Pearce is not alone in having provided laughs. The south-coast sitcom at Fratton Park and St Mary’s, the bastard child of Never The Twain and Allo, Allo, has kept all neutral observers entertained all year (even if we feel rather sorry for the miscast Alain Perrin), the highlight being the press conference at which that classic odd couple Clive Woodward and Harry Redknapp pledged their mutual respect. Other boardroom pleasures have included the goings-on at Hearts in a suddenly competitive Scottish Premier League, with what is now a three-horse title race not involving Rangers. There was also the TV footage of the Glazers in the directors’ box at Old Trafford looking alternately pained and perplexed during the goalless Champions League draw with Villarreal. Wayne Rooney’s sudden fondness for sarcastic applauding of referees, in the manner of a disgruntled bus passenger taunting a driver after they’d been let off a stop later than requested, was a welcome development, too – proof that even multi-millionaires barely emerging from their teens still have the common touch.
Of course Rooney has provided plenty of more deliberate thrills.
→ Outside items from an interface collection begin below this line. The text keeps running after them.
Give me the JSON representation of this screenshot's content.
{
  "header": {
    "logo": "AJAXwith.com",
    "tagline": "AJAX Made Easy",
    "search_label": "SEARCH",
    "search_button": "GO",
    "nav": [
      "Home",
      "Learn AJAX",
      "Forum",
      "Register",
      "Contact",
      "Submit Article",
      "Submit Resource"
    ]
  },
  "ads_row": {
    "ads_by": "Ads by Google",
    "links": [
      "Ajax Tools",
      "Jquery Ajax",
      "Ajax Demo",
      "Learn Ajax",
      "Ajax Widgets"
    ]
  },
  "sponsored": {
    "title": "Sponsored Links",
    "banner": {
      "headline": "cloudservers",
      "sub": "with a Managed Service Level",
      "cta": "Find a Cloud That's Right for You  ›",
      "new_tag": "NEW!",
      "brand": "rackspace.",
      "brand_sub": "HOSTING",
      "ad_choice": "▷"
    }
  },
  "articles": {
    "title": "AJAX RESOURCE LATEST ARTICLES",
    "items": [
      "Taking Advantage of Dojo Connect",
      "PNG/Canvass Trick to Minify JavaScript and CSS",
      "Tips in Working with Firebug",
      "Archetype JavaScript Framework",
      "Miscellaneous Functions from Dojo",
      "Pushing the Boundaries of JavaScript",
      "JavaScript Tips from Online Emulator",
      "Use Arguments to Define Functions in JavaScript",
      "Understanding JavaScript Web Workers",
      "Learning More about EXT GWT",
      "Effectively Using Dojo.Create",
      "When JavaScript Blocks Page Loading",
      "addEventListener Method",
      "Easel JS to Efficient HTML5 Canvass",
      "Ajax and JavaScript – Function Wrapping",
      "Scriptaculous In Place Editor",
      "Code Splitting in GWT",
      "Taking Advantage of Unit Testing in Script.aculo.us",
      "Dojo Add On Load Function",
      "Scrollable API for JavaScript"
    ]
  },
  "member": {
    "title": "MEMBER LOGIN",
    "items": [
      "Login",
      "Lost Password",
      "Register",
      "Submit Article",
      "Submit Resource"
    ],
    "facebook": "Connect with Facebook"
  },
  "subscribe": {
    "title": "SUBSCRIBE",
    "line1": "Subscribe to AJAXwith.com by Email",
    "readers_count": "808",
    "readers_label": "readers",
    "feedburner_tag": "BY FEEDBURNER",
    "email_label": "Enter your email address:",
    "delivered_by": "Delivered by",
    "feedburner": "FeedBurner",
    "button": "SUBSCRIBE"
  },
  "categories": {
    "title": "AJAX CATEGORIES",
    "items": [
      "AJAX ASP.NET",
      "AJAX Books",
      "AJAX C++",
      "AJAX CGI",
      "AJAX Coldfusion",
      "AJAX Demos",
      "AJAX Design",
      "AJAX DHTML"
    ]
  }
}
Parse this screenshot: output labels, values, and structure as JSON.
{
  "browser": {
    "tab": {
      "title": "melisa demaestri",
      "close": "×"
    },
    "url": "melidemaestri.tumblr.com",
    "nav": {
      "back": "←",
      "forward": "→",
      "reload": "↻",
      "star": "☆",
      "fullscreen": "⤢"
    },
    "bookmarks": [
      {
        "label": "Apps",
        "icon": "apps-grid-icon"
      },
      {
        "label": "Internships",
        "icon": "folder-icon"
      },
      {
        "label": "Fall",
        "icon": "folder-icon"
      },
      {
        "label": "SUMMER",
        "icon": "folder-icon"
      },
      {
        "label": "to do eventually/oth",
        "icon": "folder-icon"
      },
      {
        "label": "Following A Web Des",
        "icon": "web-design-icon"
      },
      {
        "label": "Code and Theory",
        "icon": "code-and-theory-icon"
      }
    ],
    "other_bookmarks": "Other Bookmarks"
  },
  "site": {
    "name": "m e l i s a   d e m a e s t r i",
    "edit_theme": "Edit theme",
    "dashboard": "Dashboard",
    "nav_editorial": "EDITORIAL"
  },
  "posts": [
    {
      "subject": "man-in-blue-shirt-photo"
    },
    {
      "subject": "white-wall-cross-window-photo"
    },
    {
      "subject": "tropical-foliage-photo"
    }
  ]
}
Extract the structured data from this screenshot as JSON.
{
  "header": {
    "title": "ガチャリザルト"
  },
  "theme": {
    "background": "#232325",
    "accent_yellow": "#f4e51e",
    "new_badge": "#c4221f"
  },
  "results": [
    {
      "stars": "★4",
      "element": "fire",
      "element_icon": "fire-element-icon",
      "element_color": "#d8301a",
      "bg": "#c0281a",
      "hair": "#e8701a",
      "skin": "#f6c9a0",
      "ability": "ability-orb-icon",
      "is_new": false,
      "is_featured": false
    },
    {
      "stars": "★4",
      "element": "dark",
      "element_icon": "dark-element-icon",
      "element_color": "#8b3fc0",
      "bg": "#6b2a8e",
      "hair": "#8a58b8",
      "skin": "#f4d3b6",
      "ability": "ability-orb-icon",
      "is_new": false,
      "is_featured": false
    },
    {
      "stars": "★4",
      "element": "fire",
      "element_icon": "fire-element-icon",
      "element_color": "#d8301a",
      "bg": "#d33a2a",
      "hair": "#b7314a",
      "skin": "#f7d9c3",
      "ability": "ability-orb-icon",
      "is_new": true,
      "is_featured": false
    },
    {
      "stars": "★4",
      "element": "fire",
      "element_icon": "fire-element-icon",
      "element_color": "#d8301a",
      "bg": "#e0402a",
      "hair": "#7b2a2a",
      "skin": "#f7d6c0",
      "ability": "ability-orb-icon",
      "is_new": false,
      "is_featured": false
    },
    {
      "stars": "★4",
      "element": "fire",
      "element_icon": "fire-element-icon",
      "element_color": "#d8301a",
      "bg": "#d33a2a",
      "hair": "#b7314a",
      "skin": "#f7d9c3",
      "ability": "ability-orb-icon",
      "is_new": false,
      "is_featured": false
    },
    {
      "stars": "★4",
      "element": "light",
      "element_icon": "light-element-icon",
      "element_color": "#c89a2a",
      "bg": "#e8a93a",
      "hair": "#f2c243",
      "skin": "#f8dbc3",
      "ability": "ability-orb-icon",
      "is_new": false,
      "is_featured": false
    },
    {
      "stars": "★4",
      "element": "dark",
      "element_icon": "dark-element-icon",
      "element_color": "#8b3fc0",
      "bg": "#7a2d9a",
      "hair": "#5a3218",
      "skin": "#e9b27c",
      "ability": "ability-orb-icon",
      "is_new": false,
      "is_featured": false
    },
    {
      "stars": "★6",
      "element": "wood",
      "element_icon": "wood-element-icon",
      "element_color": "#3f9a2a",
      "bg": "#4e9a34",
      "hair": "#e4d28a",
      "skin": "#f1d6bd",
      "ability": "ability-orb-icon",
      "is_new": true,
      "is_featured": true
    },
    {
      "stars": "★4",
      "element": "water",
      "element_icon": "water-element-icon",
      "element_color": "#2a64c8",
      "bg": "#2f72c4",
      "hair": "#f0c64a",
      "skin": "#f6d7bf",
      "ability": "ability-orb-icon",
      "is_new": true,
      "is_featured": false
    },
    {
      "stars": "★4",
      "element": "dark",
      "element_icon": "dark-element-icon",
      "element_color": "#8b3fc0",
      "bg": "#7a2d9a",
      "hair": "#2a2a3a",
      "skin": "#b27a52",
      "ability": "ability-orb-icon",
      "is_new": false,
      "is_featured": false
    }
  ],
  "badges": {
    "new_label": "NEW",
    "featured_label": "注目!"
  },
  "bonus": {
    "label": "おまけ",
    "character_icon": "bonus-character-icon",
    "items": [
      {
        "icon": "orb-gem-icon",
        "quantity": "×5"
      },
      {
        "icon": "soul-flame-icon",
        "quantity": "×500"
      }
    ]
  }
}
With England, the watchword has been “expect the unexpected”. The defeat to Northern Ireland in September was, arguably, their worst defeat ever outside a World Cup finals (step forward, USA 1950). The hysteria that result provoked was followed by a near equal and opposite reaction after friendly success in Geneva. In between, England won a third consecutive qualifying group for the first time since the 1950s, but we were more excited by the efforts of Ivory Coast, Togo, Angola and Ghana in qualifying for the World Cup for the first time, as did Trinidad & Tobago (featured elsewhere).
The cups, like international football, remain vibrant. Several non-League teams did well in the first round of the FA Cup, while lower-division sides have shone in the Carling Cup. It is worth restating that football outside the top flight is incredibly popular, compared to previous English trends or the rest of Europe. It is also competitive, with relegated Premiership sides failing to dominate the Championship, while in League One the four promoted sides have surpassed hopes, never mind expectations. And while fans of Torquay, Stockport, Macclesfield and others will be less happy, it is good to see Rushden, run by their fans, clinging on to League status and pulling in close to 3,000 as they defy their position as hot favourites to slip into the Conference. But, as Doncaster’s success shows, what used to be regarded as the end can be a new beginning.
There is, in fact, so much to delight in. Who could fail, at this time of year, to smile at the false rumour, faithfully reported by some of the press, that Manchester City’s Kiki had a brother, Kris Musampa, who was considering a move to England? And so, to adapt a line from the introduction that the late John Peel provided for a WSC compilation, merry Christmas and goodwill to all men (list of exceptions sent to genuine students on application).
From WSC 227 January 2006. What was happening this month